__Items listed in a dataset__
==============================
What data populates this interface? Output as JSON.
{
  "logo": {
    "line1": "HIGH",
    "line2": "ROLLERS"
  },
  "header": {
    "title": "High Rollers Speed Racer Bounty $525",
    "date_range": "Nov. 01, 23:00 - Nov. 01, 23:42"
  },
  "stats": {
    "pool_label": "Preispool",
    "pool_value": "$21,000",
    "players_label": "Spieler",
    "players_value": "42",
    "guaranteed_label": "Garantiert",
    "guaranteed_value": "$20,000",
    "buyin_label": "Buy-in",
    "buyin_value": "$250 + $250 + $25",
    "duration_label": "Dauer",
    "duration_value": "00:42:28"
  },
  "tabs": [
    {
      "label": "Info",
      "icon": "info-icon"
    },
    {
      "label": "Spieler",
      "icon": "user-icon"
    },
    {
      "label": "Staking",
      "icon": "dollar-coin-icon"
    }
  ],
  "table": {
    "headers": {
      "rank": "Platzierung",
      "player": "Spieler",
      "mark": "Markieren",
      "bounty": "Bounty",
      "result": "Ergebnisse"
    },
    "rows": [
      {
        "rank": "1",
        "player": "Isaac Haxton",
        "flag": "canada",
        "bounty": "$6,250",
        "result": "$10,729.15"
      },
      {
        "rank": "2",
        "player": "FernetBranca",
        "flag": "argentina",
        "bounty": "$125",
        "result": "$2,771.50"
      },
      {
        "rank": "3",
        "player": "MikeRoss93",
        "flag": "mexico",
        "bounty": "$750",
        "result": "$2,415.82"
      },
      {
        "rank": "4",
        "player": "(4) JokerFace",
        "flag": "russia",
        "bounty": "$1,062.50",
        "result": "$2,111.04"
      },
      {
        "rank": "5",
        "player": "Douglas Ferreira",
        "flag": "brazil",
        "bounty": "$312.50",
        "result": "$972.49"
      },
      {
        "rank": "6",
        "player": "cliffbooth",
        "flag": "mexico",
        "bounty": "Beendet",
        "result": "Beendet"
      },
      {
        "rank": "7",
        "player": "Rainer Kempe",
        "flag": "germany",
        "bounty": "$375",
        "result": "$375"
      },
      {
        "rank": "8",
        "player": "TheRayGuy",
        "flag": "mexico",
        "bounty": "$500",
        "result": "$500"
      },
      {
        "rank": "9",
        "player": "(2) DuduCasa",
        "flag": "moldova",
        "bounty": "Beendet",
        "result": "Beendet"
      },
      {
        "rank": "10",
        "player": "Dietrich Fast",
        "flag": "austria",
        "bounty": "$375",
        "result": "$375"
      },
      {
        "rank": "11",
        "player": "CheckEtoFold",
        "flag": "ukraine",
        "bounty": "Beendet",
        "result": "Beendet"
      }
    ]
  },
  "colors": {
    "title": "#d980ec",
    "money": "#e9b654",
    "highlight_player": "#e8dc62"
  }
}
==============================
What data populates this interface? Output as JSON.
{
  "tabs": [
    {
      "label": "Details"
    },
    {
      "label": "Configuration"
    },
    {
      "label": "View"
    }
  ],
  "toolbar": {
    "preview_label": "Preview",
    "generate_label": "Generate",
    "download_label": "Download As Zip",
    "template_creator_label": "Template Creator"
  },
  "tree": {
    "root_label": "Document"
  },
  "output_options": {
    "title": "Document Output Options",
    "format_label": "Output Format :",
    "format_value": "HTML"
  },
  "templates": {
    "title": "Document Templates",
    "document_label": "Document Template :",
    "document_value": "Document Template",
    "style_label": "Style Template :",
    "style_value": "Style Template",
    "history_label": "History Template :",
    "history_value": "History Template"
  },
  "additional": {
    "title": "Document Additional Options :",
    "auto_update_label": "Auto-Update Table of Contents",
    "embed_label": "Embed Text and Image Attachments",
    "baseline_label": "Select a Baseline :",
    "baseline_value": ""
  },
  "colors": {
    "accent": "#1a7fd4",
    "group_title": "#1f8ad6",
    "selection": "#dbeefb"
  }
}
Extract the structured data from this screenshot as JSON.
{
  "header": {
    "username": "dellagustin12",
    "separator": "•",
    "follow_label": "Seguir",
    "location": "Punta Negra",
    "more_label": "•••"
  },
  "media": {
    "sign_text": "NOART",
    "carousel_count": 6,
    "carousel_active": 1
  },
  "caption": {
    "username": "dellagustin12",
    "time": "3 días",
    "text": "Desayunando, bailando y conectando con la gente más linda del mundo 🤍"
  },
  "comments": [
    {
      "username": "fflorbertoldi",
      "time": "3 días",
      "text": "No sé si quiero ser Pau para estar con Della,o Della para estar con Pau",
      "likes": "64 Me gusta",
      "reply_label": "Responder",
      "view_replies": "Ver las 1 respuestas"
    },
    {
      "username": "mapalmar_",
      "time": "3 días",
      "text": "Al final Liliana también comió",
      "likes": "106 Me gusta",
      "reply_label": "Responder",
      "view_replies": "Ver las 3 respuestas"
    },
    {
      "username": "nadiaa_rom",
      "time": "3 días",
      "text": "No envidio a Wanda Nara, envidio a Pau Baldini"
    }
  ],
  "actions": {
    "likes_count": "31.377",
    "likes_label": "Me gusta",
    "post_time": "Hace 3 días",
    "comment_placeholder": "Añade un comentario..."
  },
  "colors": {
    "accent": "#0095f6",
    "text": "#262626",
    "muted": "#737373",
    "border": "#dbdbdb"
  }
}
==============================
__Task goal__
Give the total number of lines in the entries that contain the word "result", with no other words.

__Response box__
12